Task objective — Pull every line that includes the word "release" from the data.
——————————
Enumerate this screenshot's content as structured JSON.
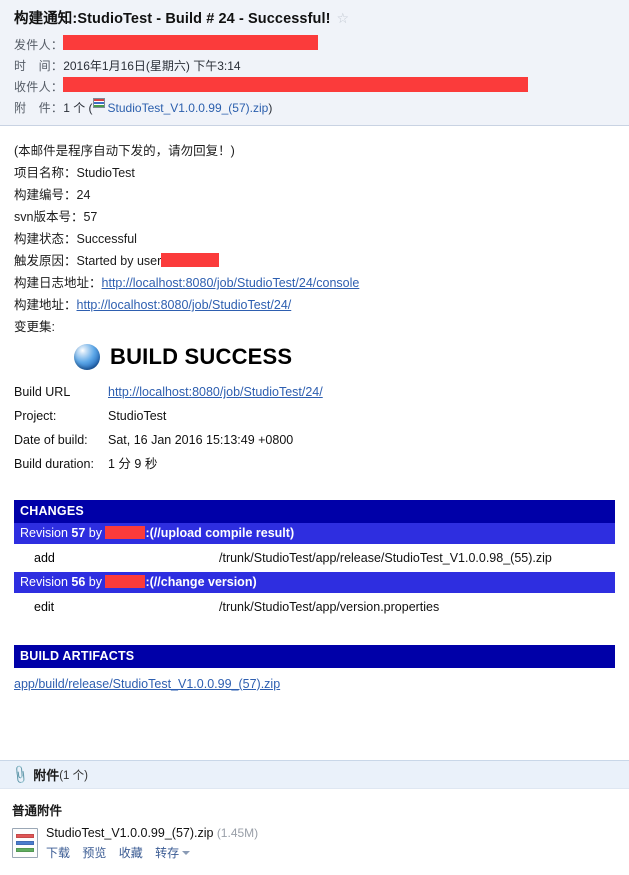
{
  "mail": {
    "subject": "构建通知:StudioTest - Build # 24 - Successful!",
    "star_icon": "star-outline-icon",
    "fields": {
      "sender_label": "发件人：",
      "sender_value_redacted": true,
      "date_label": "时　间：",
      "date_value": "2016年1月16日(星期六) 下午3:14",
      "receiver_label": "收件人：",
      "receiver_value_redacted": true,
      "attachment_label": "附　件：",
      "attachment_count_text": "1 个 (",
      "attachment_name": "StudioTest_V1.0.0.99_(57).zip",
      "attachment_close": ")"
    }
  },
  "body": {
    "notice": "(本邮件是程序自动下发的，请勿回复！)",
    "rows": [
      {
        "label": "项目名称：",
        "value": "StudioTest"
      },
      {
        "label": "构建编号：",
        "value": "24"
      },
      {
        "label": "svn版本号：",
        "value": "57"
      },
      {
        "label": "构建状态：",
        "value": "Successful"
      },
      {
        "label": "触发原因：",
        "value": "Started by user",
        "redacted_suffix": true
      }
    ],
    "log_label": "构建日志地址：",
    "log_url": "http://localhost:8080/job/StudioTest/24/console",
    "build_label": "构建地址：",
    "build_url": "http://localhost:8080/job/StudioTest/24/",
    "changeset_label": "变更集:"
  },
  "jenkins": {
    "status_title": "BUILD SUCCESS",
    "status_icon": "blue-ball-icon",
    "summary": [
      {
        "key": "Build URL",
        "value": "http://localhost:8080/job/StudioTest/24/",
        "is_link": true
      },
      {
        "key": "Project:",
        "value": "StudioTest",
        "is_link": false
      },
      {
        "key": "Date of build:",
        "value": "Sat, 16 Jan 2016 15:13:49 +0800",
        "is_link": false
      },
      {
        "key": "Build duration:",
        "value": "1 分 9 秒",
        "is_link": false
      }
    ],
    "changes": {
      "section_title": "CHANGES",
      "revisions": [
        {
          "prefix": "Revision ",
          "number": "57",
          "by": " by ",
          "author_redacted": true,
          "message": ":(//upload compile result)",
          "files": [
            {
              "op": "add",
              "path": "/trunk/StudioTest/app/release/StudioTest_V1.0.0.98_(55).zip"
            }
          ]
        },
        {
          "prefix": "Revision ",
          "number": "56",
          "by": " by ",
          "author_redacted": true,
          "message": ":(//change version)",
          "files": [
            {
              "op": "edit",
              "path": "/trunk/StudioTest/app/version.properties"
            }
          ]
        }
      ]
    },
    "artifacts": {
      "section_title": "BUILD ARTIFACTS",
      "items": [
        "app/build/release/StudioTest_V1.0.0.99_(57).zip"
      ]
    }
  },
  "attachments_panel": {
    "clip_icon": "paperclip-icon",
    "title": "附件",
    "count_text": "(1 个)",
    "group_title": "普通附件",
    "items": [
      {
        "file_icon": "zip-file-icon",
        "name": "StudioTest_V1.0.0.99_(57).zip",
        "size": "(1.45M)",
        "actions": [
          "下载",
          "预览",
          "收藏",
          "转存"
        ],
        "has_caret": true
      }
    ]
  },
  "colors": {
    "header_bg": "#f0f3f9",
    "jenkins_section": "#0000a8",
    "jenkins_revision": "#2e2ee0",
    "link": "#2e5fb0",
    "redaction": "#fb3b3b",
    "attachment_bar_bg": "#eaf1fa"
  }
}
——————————
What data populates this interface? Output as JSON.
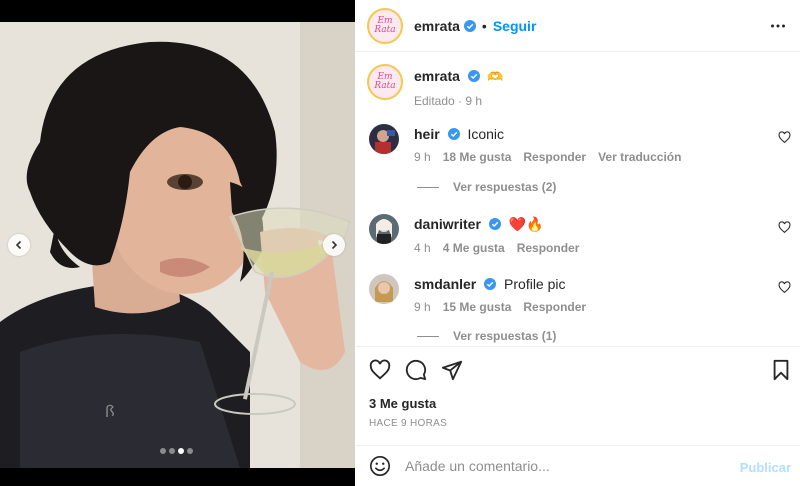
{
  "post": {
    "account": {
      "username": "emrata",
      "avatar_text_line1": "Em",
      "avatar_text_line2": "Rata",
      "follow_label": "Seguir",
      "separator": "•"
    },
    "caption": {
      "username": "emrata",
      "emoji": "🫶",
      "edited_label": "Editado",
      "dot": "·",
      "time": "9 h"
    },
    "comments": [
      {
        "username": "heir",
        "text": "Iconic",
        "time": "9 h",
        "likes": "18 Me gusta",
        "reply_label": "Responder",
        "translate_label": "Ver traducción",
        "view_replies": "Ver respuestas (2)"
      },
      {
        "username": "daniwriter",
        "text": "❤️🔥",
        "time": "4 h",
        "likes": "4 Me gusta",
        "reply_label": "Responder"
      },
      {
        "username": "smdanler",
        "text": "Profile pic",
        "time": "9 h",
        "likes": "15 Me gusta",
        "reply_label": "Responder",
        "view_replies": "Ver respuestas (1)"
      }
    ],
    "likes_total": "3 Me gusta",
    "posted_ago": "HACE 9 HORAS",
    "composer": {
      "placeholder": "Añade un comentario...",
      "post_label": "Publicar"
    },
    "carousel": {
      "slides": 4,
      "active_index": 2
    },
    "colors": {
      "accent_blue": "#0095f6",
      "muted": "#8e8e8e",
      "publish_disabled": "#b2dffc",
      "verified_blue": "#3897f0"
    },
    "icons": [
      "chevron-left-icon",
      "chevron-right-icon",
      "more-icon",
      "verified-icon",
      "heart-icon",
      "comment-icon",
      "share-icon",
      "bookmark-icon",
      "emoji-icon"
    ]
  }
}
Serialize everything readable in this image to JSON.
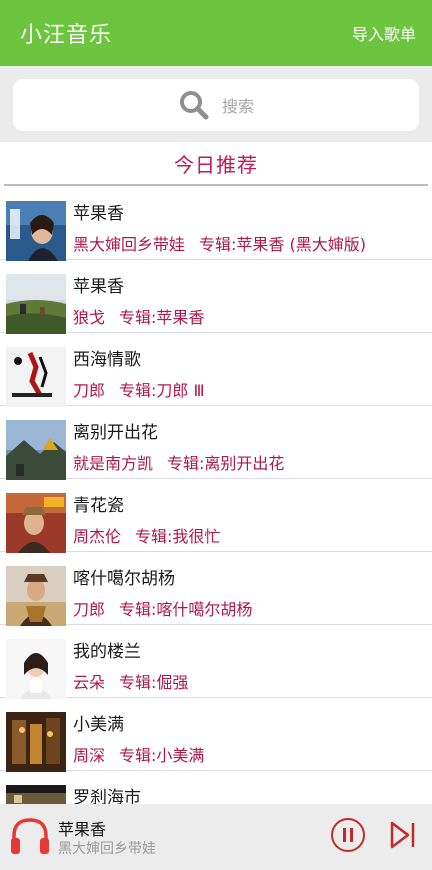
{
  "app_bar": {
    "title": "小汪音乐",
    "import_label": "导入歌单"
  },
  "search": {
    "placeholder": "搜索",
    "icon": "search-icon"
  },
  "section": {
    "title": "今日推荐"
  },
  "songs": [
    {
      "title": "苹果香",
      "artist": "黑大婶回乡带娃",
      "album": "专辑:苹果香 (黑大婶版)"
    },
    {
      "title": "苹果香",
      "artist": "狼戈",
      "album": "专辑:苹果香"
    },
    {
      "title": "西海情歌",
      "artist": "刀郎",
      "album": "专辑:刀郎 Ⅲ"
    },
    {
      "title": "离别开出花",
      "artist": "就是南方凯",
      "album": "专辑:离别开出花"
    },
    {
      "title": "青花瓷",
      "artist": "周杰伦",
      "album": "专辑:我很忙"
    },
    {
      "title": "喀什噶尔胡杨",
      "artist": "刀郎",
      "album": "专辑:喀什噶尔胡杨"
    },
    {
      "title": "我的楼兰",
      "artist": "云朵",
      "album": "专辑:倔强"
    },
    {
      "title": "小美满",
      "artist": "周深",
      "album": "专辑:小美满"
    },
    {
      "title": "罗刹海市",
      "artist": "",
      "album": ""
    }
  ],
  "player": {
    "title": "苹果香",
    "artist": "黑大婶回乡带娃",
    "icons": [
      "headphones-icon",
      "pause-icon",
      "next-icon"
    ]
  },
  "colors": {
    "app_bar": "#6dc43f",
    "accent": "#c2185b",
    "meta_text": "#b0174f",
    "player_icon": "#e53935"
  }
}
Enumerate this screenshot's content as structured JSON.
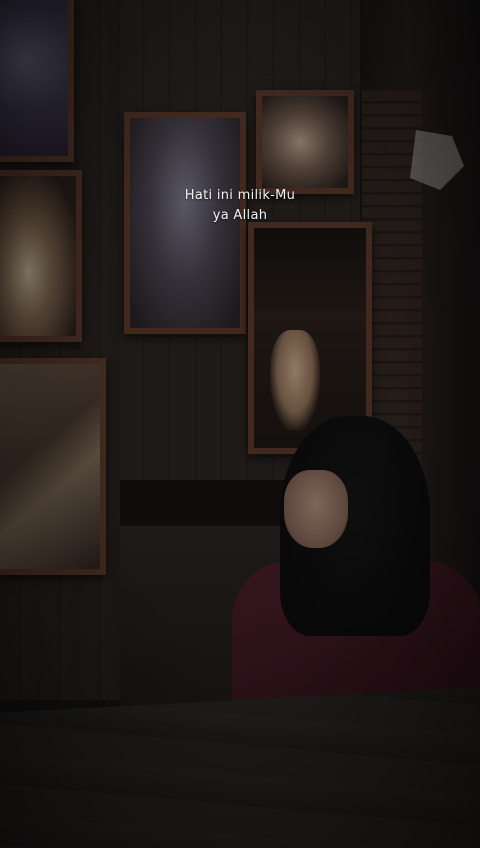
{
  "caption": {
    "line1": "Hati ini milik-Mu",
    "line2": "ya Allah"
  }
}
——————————
Reply —
              "path": "/trunk/StudioTest/app/release/StudioTest_V1.0.0.98_(55).zip"
        "app/build/release/StudioTest_V1.0.0.99_(57).zip"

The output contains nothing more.